    3. In addition to the reductions done during the agile budgeting, more reductions are going to be made. Each V.P. was tasked with looking for additional reductions. A voluntary furlough had been offered to some classified employees. It is important to keep investing in areas that can help grow revenue and meet student demand. The plan is to move forward with the Clinical Health Sciences building, including capital money from the State budget. Note that capital funds are one-time money and cannot be used for other purposes

    4. Permanent expenses cannot be met with carry-forward money. The approved budget is based on 3,955 confirmed students (this number is based on the data from previous years of summer melt.) A census date of October 15 is used. The budget does not include a salary increment. There is a decrease in State Share of Instruction of 14 Million for the Oxford campus and 2 Million for the Regionals. There is a decline of 12 Million in support from the State and a decline in instructional revenue.

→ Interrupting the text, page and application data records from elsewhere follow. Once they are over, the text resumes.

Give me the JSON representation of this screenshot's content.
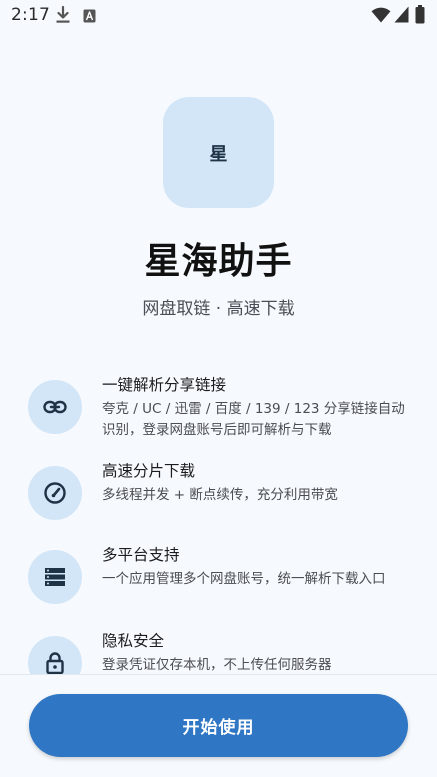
{
  "status_bar": {
    "time": "2:17",
    "icons": [
      "download-icon",
      "keyboard-a-icon",
      "wifi-icon",
      "cellular-signal-icon",
      "battery-icon"
    ]
  },
  "logo": {
    "text": "星",
    "tile_color": "#d3e6f8"
  },
  "app": {
    "title": "星海助手",
    "subtitle": "网盘取链 · 高速下载"
  },
  "features": [
    {
      "icon": "link-icon",
      "title": "一键解析分享链接",
      "description": "夸克 / UC / 迅雷 / 百度 / 139 / 123 分享链接自动识别，登录网盘账号后即可解析与下载"
    },
    {
      "icon": "speedometer-icon",
      "title": "高速分片下载",
      "description": "多线程并发 + 断点续传，充分利用带宽"
    },
    {
      "icon": "storage-list-icon",
      "title": "多平台支持",
      "description": "一个应用管理多个网盘账号，统一解析下载入口"
    },
    {
      "icon": "lock-icon",
      "title": "隐私安全",
      "description": "登录凭证仅存本机，不上传任何服务器"
    }
  ],
  "actions": {
    "start_label": "开始使用"
  },
  "colors": {
    "accent": "#2f76c4",
    "icon_bg": "#d3e6f8",
    "icon_fg": "#1f3347",
    "background": "#f6f9fd"
  }
}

    5. The reductions are being driven by national trends. Each division was given different strategic reduction targets. Academic Affairs has been fairly protected. All other divisions, including Athletics, are being asked to reduce at a higher rate. There is no plan to reduce benefits, salary, rank, or impose involuntary furloughs. Senator Bretz asked that senators take this message back to their constituents.

    6. An update on AEPIP was given. Every department now has a data book. The Dean’s are now issuing preliminary program ratings.

    7. Senators engaged in the following questions and comments:

      1. A concern was voiced that workload went up. Has money been saved? It was explained that courses were evaluated to determine what courses were essential to deliver. If contingent faculty are needed, they will be allowed. There was a close examination of course releases, and faculty are being asked to deliver what they are supposed to.

      2. A comment was made that this is not a long-term strategy and research will be impacted. Creating more TCPL positions may help the overall situation.

      3. There was a concern that a 3/3 load was never the expectation, and it was questioned where the policy is. The Policy Library says there is no universal workload. Note:  the workload norms are available on the Senate website: . Provost Osborne recognized that most faculty are teaching more than usual and stated that this was not the new normal


  1. The Regular Session of University Senate was adjourned at 5:00 p.m.